## Your task
Look for "header" in each line of the records, and copy the lines that have it.

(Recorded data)
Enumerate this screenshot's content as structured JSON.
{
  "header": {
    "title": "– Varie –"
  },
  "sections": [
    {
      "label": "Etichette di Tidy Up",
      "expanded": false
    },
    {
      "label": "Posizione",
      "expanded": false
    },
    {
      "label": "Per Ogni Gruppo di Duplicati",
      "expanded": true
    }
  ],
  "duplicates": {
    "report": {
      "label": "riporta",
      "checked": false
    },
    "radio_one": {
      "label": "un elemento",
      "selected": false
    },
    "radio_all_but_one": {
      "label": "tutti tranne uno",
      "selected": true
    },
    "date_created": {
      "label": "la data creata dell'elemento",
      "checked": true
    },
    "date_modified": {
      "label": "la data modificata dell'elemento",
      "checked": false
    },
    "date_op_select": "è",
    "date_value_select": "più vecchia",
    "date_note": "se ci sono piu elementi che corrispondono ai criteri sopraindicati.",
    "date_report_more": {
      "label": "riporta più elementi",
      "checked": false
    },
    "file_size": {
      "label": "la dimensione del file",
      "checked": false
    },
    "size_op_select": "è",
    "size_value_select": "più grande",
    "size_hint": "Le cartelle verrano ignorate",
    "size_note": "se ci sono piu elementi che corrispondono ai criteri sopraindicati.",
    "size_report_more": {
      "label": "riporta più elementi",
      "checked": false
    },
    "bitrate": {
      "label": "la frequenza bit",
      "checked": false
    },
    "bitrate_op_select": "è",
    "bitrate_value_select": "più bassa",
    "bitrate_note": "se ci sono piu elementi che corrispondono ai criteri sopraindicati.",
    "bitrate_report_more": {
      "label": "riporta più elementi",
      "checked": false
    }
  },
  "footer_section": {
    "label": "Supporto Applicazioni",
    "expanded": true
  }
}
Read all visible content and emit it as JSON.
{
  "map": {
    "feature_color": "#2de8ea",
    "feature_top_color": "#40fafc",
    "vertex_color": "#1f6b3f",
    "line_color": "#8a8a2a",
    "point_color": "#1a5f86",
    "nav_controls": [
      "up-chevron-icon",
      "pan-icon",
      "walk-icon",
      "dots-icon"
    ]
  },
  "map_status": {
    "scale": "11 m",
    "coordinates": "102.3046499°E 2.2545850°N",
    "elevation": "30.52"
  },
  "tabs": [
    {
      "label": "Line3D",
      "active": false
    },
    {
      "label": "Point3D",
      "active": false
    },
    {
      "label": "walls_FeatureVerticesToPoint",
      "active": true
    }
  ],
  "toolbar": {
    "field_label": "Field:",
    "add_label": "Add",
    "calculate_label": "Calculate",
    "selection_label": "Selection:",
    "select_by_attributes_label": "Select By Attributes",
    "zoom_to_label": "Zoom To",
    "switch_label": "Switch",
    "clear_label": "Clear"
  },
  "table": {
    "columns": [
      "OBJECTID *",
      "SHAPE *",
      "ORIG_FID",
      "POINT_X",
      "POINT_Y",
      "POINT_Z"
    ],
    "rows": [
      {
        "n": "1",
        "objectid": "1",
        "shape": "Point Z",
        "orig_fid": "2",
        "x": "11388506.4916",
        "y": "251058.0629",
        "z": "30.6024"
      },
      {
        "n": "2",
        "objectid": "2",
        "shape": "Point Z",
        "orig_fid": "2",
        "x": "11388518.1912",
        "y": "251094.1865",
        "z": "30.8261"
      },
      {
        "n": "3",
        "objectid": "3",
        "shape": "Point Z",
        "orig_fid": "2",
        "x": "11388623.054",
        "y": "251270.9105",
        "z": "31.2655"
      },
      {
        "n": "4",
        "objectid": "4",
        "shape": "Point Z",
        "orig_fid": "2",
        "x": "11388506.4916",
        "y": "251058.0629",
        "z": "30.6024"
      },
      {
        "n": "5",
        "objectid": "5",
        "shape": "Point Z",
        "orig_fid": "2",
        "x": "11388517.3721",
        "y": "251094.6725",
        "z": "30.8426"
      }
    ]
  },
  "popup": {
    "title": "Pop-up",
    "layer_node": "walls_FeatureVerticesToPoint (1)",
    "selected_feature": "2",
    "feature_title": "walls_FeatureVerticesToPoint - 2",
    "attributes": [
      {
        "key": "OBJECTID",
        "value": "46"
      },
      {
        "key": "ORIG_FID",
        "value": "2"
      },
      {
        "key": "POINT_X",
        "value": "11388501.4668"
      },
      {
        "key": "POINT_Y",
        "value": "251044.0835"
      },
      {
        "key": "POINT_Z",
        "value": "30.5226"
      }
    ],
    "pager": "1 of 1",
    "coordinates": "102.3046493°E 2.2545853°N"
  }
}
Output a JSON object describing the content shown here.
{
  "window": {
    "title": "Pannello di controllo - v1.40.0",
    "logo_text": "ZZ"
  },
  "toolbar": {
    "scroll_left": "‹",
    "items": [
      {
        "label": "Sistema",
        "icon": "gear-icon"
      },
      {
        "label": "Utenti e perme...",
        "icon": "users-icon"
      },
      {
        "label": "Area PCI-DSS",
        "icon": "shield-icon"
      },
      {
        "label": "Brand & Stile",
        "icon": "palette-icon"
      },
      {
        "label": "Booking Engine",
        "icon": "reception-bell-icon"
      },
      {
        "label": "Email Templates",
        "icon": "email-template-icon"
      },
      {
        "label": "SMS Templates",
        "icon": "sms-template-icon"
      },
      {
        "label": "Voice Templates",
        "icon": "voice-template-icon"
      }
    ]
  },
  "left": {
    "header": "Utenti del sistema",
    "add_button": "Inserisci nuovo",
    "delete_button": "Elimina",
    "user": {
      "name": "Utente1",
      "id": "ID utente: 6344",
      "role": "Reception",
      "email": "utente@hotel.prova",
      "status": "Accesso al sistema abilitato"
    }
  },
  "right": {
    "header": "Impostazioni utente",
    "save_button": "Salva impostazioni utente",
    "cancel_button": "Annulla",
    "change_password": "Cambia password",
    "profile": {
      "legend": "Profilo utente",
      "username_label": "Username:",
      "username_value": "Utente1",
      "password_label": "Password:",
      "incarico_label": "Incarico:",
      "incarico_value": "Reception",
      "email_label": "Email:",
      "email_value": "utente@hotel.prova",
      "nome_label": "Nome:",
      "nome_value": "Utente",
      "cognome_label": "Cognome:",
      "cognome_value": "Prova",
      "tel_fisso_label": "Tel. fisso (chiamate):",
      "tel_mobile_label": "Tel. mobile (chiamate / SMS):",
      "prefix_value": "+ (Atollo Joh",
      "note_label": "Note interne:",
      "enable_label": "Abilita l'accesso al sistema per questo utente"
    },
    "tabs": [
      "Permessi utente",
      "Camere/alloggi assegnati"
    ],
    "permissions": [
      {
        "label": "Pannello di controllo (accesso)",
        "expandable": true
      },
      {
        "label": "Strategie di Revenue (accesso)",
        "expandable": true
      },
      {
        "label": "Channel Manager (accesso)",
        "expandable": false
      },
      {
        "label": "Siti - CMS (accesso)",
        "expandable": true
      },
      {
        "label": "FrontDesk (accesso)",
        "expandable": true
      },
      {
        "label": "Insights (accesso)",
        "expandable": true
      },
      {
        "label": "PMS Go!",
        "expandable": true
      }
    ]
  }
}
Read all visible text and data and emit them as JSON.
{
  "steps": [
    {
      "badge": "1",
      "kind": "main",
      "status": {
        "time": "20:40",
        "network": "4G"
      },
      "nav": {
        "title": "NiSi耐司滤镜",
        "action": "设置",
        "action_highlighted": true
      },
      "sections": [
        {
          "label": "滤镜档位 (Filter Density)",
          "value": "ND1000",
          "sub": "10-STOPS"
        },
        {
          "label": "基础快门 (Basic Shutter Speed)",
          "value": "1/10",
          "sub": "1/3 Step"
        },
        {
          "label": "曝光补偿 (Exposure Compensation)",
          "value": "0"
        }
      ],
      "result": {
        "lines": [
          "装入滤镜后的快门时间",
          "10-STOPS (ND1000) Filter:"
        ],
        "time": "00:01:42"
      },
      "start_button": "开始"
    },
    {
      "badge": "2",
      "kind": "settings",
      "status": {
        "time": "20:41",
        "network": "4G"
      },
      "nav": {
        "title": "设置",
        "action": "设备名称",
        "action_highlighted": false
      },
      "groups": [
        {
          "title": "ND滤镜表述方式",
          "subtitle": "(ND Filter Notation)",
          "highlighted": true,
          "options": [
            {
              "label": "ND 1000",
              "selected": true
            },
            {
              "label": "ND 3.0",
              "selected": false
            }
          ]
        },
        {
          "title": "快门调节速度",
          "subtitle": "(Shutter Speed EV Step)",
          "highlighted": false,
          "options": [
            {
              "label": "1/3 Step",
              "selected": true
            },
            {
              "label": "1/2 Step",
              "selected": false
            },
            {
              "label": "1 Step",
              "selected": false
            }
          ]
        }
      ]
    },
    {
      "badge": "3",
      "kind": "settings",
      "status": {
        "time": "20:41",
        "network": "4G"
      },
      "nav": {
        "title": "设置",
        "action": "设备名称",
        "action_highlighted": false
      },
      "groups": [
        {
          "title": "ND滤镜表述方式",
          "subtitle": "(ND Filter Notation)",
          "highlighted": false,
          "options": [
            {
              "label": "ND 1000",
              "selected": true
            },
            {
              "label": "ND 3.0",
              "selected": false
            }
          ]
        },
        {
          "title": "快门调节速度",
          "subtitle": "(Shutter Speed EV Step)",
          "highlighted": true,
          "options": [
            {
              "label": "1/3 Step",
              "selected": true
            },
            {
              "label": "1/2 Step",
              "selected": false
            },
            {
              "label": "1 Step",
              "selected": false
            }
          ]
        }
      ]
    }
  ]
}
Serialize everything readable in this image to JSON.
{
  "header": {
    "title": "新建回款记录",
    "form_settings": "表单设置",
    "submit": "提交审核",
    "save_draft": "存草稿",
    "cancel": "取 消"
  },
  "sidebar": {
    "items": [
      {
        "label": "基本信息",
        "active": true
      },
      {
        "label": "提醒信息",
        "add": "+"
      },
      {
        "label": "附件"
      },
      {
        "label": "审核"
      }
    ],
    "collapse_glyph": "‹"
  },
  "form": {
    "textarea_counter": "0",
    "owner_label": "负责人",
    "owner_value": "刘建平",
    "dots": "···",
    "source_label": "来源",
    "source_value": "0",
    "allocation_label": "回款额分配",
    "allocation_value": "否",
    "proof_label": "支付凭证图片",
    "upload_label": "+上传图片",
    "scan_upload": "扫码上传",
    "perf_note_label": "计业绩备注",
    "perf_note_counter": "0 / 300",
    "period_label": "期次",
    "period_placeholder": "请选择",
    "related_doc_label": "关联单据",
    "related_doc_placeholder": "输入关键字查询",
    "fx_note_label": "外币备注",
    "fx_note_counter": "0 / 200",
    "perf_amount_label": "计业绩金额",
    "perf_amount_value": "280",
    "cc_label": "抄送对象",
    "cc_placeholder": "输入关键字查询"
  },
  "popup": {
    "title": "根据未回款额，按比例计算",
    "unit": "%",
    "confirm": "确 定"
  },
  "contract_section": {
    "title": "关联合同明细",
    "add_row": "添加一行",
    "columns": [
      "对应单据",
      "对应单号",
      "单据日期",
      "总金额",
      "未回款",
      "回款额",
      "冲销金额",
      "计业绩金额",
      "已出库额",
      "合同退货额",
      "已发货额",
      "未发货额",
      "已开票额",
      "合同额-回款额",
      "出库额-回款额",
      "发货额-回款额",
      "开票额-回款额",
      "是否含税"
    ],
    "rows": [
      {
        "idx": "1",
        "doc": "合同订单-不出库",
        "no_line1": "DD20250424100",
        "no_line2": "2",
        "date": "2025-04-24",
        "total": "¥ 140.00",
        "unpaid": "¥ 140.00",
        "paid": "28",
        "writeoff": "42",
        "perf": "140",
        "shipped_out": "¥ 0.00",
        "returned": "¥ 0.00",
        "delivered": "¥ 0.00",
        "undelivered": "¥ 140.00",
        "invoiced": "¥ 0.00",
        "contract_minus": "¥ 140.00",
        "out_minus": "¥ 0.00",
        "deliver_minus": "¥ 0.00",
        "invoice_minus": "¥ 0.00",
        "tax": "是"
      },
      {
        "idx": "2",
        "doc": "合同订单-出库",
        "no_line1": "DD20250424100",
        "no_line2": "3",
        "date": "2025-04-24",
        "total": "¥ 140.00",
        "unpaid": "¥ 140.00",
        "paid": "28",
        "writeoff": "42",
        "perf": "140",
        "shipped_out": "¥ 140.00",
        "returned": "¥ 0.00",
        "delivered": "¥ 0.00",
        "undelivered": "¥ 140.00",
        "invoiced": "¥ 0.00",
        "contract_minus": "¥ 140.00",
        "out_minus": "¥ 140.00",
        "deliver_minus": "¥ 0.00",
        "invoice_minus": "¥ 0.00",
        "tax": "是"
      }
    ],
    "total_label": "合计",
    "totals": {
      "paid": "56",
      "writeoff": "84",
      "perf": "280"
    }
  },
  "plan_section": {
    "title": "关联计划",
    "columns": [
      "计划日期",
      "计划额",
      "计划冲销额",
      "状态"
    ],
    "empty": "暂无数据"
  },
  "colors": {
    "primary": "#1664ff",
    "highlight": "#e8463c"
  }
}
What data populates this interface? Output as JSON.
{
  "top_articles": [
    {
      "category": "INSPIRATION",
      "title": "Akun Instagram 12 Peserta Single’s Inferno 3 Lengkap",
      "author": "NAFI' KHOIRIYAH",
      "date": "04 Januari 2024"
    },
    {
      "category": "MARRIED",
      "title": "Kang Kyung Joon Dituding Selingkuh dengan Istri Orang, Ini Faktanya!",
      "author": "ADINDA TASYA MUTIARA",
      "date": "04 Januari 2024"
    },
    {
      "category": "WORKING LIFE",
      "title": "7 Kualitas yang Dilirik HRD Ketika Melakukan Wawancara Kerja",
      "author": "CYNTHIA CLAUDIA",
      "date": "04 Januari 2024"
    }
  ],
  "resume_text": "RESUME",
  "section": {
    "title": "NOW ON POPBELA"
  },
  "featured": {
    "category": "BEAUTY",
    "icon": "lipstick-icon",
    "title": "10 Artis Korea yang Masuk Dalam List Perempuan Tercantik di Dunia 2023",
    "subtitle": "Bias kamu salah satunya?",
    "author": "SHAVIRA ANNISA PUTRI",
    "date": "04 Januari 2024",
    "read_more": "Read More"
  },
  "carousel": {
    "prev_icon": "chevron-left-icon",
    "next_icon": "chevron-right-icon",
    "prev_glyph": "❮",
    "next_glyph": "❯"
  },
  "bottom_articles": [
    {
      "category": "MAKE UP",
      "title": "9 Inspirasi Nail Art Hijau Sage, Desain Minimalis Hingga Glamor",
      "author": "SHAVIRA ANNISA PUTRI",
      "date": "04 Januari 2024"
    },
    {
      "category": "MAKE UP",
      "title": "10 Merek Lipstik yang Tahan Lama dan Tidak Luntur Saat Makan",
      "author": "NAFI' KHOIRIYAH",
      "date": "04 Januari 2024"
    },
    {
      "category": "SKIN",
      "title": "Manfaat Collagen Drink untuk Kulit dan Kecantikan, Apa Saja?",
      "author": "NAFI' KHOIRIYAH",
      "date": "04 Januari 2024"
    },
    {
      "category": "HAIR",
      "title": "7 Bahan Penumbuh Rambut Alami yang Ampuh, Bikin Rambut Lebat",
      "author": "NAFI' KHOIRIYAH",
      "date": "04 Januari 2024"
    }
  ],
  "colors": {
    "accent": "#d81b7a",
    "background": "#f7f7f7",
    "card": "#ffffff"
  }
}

## Answer box
  "header": {
    "header": "Utenti del sistema",
    "header": "Impostazioni utente",
  "header": {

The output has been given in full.